Those who want more traction, meanwhile, can have the bZ4X AWD, with an electric motor for both the front and rear wheels. Each of those two motors is actually less potent than the single version in the FWD EV, at 80 kW apiece, but the result is still a slight uptick in power at 160 kW combined. The battery is ever so slightly larger, too, at 72.8 kW, though Toyota isn't making any exact range estimates quite yet.

Inside, there'll be a sizable central touchscreen with optional cloud-based navigation and digital key functionality. OTA software updates are supported, both for the infotainment and the Toyota Safety Sense system. Both USB Type-A and Type-C will be standard, and Toyota will offer a panoramic roof as well.

While HVAC may not be as exciting as outright EV speed, it's something that can make a bigger difference to factors like overall range. Toyota is using a heat pump system for both the heating and air-conditioning, for example, using ambient temperatures to help avoid excess draw on the battery. There'll be seat and steering wheel heaters, as in other EVs, but also a front seat radiant foot and leg heater, based on the principle that targeted applications of warmth can be more efficient and more effective than simply raising the temperature of the entire cabin.

The 2023 bZ4X will arrive at US dealerships in mid-2022, Toyota says. Pricing will be confirmed closer to that point.

2023 Subaru Soltera

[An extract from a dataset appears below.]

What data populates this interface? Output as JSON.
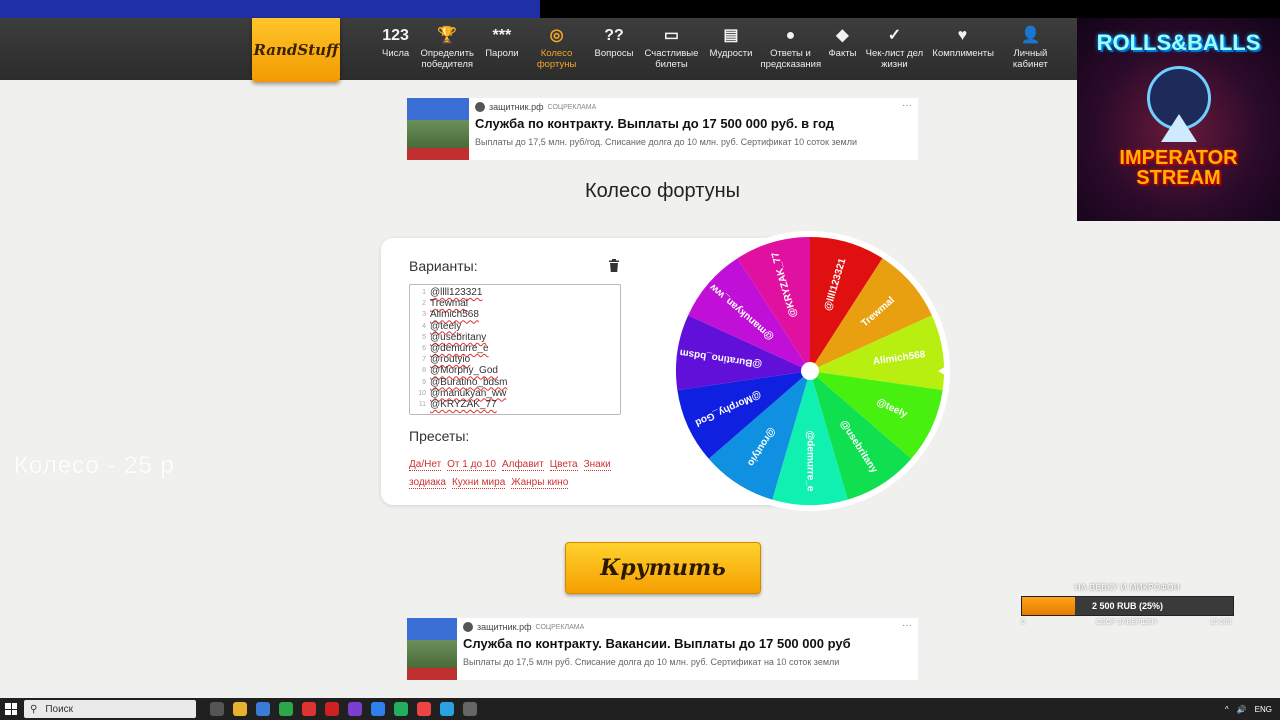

There's really no mistaking where Subaru got the 2023 Solterra from. There may have been aesthetic tweaks here and there, but it's hard to hide Toyota's angular styling. Perhaps the biggest change that Subaru made is the grille: the bZ4X doesn't bother with one, its fascia left snub-nosed, while the Solterra gets a more framed design with hints – to my eyes, at least – of Mustang Mach-E.

As with Subaru's other vehicles, the Solterra will be all-wheel drive as standard: if you only need FWD, you'll need to head to a Toyota dealer. That's likely to make the base price for the Solterra higher than for the bZ4X, but also leave the SUV more popular in regions where inclement weather is more commonplace.

Subaru Symmetrical All-Wheel Drive includes X-MODE, for up to 8.3-inches of ground clearance. That includes Grip Control, with a blend of Hill Ascent and Descent Assist. Expect the same 160 kW, or around 215 horsepower, from the dual electric motors. Blind spot monitoring with lane-change assist, rear cross-traffic alerts, and Parking Support Brake are all standard, as are multi-element LED headlamps with high-beam assist. A 360-degree camera is also offered.

Subaru does fill in some of the details Toyota left blank. The Solterra – and, presumably, the bZ4X – will have up to 126 cu-ft of passenger and cargo space, with 30 cu-ft behind the rear seats. Those seats will fold with a 60/40 split, and the trunk has a two-position load floor and a 41.3-inch rear gate opening. Subaru will offer roof rails, too.

As for range, Subaru is saying around 220 miles. That's what we can likely expect from the 2023 bZ4X AWD, too. In the cabin, a 12.3-inch touchscreen will be available, with wireless Apple CarPlay and Android Auto as standard. A wireless phone charger will be an option.

Like with the Toyota, Subaru says that pricing for the 2023 Solterra will be confirmed closer to the electric SUV's market arrival. That's expected in mid-2022.